, a third-year law student from Texas.
Harvard Law community rallies after demands not met
Members of the Harvard Law School community and the group called “Reclaim Harvard Law” hosted a rally Monday after demands they presented to the administration Friday were not met...Shay Johnson
, a third-year law student, went to the dean’s office Monday morning. “She’s apparently out of town. A lot of the recent inertia started with the black tape incident,” she told Boston.com, referring to a lack of response students feel came after black tape was placed over the portraits of black professors in the law school...“Thinking about what happened Friday, it was beautiful to see that there are so many folks at this law school who want to see change,” Jeohn Favors
, a second-year law student said.
, a clinical professor who has worked at Harvard since 2007, came out of her office to join the rally. “I got a text that said ‘There’s a rally,’” she said, “I thought, ‘I have work to do,’ and then it dawned on me, ‘What is more important than now?’”
Inside Higher Ed
Race on Campus: The Latest

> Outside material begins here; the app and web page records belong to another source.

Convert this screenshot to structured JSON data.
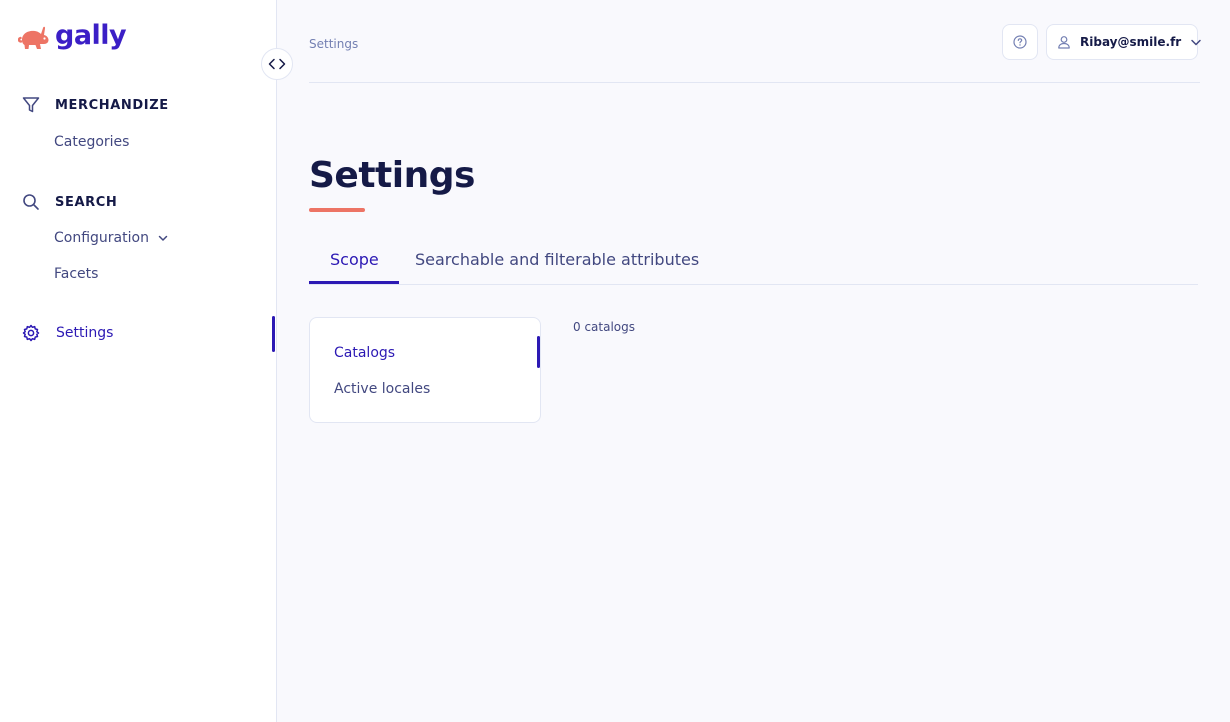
{
  "brand": {
    "name": "gally",
    "accent": "#2c19b4",
    "logo_color": "#ed7465"
  },
  "sidebar": {
    "sections": [
      {
        "title": "MERCHANDIZE",
        "icon": "funnel-icon",
        "items": [
          {
            "label": "Categories"
          }
        ]
      },
      {
        "title": "SEARCH",
        "icon": "search-icon",
        "items": [
          {
            "label": "Configuration",
            "expandable": true
          },
          {
            "label": "Facets"
          }
        ]
      }
    ],
    "settings": {
      "label": "Settings",
      "icon": "gear-icon",
      "active": true
    }
  },
  "header": {
    "breadcrumb": "Settings",
    "help_icon": "help-circle-icon",
    "user": {
      "name": "Ribay@smile.fr",
      "icon": "user-icon"
    }
  },
  "main": {
    "title": "Settings",
    "tabs": [
      {
        "label": "Scope",
        "active": true
      },
      {
        "label": "Searchable and filterable attributes",
        "active": false
      }
    ],
    "panel": {
      "items": [
        {
          "label": "Catalogs",
          "active": true
        },
        {
          "label": "Active locales",
          "active": false
        }
      ]
    },
    "catalog_count": "0 catalogs"
  }
}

On many campuses, debates over race, racism and higher education -- which took off in October and November -- are continuing. Among the latest developments: a plan to change the name of the football stadium at the University of Maryland at College Park, an art object at the University of Illinois at Urbana-Champaign that was originally viewed as an antiblack symbol of some kind and new demands for reform at Harvard University's law school...Black students at Harvard's law school have been holding a series of meetings with administrators. One of the students' original demands was to change the law school's seal, which is the family crest of an a major donor with ties to the slave trade. The law school is studying that issue. The students have now presented the law school with a more extensive list of demands...Martha Minow
, dean of the law school, on Monday wrote to all students and faculty members, praising the kinds of discussions that are taking place and vowing more reflection on the issues raised by recent protests. But Minow did not endorse (or reject) any of the proposals. "Some students and staff have presented a list of demands," she wrote. "We are, however, a community of many voices and hopes, and we have an obligation to provide and protect the opportunity for all to participate, speak and be heard. We will work, as we always do, to seek broad input as we determine what kinds of reforms and actions will best promote our academic mission and build the community we aspire to be..."